I made it!
Some time ago when I was cleaning up my bedroom I found my cake ideas notebook. The notebook was nothing fancy to brag about. In fact, it was an old copy book that I scribbled my random cake ideas on. One of the pages drew a flower pot cake filled with real roses. I put the book aside for years, kept thinking that something was wrong with this design, but couldn't tell what it was.
Years after my initial idea was born, I finally know why. I feel strongly against putting inedible stuff on or in a cake. Okay, you need to put dowels for a multi level cake, and you can argue that rose pedals are edible. But I am just against the idea of pulling out thorny rose stems out of a cake. Just not perfect enough.
Oh, if you haven't noticed by now, those aren't real roses. :)
These roses are made out of white modeling chocolate. This pot of flowers are 99% edible. The 1% is the lollypop sticks that I used as flower stems.
The flower pot is filled made of white modeling chocolate, dark chocolate sponge, raspberry buttercream and dark chocolate ganache.
The most common medium for cake decorating is gum paste or fondant. But they don't taste great at all! I found a detailed recipe here for white modeling chocolate and I was overjoyed! That's it, that's what I am looking for!
Assembly was a long process, but I enjoyed it. First, cut out rounds of your chocolate sponge and layer with raspberry buttercream. I used 4 layers of sponge to get the height I wanted. Refrigerate until the buttercream is firm.
Next, you want to prepare some dark chocolate ganache and let it cool. Using a hand held or stand mixer, whip until the ganache resembles heavy whipped cream. Cover the chilled cake stack with the ganache and smooth out all sides. Put it back in the fridge until it is set.
Meanwhile, start rolling your modeling chocolate. Roll it until it is 3mm. Use a tiny bit of cornstarch on the board to prevent sticking. Use small circle cookie cutters to cut out petals. You will need 9 discs of 1" (2.5cm) to 1-1/4" (roughly 3cm) to make a full blossom rose, and 4 to 5 discs for rose buds. Use a ball tip sculpting tool and a flower forming foam to slowly thin out the disc to the shape of rose petals. (Tips: Modeling chocolate are sensitive to temperature. If it is too soft to hold its shape, pull it to a marble slab or the fridge to firm it out. If it's too stiff and starts to crack on the edges, warm it up with the palm of your hand.) Form the center of the rose by rolling your first petal into a cone shape, then use 3 and 5 petals for the next layers. Open up the petals as you go along, and use the heat of your palm to warm up the edges to make it as life like as possible.

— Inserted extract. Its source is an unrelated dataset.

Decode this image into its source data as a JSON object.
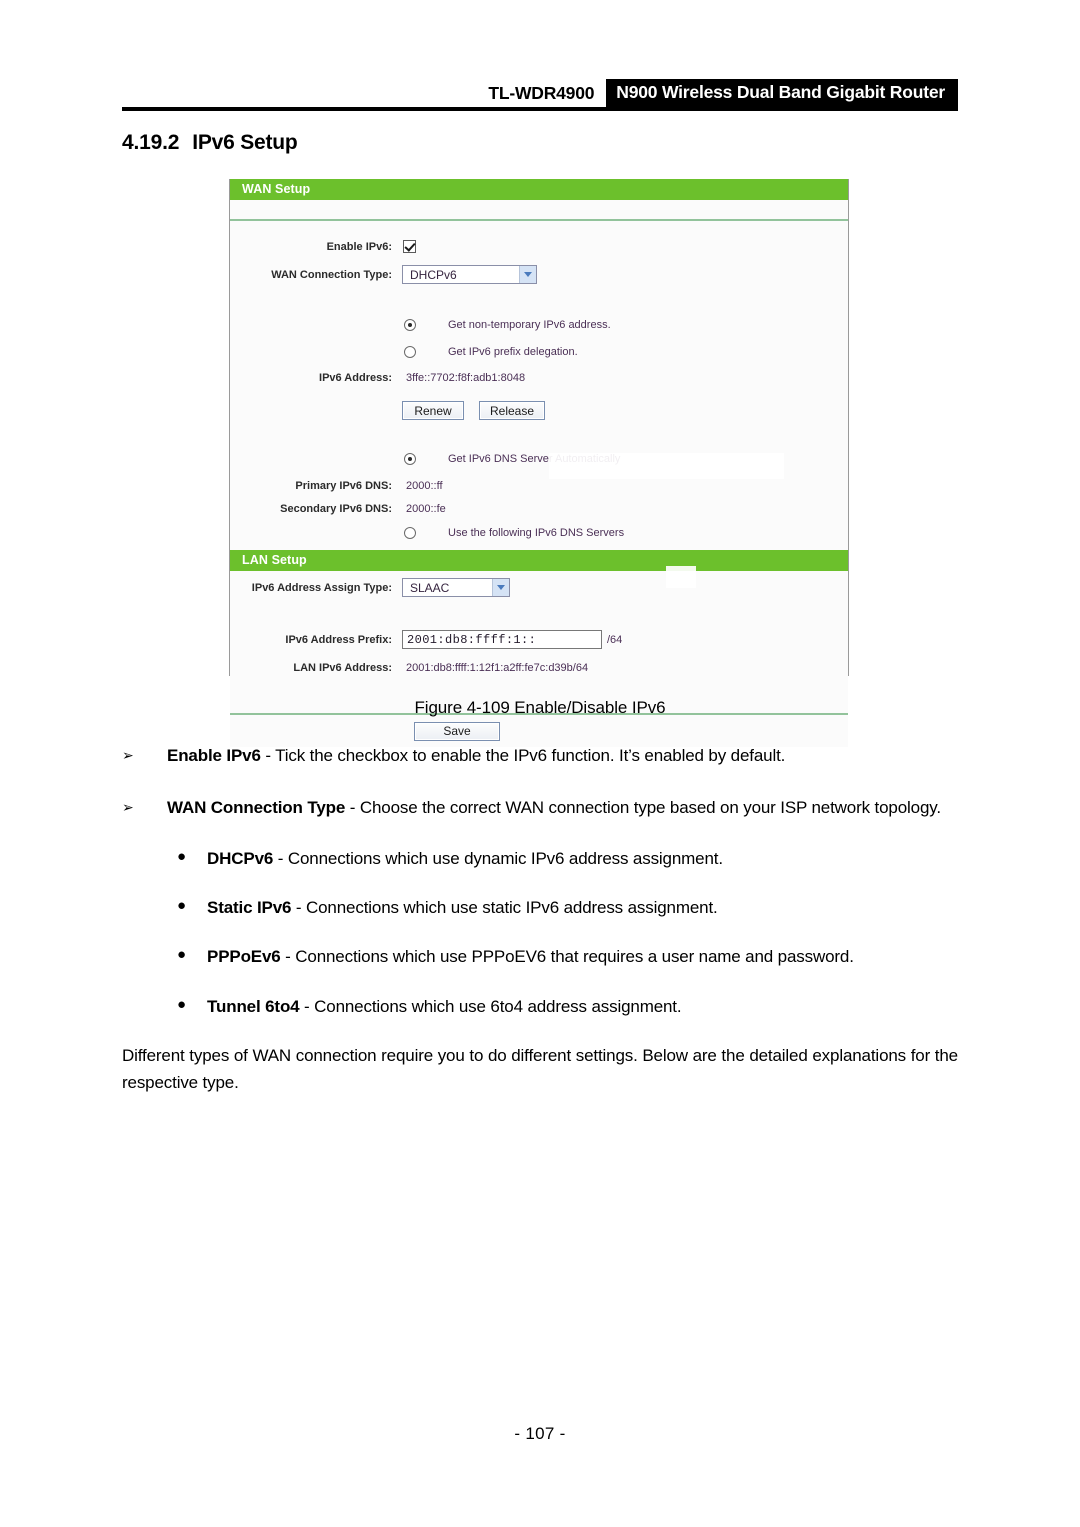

For green leaves, I used green tea powder to tint the modeling chocolate. Form different sizes of leaves using similar method to the rose petals and keep it in the fridge.
When you complete the roses, slightly cool them and stick it on a lollipop stick. Put them all in the fridge or leave overnight to set.
When the cake is completely cooled, roll out the modeling chocolate to a rectangle. Measure the height and circumference of your cake and cut a the chocolate to size. Take out your cake from the fridge and wrap it around the cake sides. It should be the same or slightly higher than the ganache. (You don't want the ganache "soil" to come out of the pot right?) Wrap it tightly around the cake and decorate the pot as you wish. I put a pink bow around the top as flower pots usually have a heavier lip. Put the cake back in the fridge until your roses are ready.
Using green craft tape, wrap the parts of lollipop sticks that is going to expose. Trim off excess sticks to get some height variations. Arrange the roses and leaves on the flower pot and you are done!
These chocolate roses actually taste pretty good. Maybe next time I am going to tint my rose petals with freeze dried strawberry powder for some added flavour and colour.
Happy Valentine's day everyone! Have a sweet one!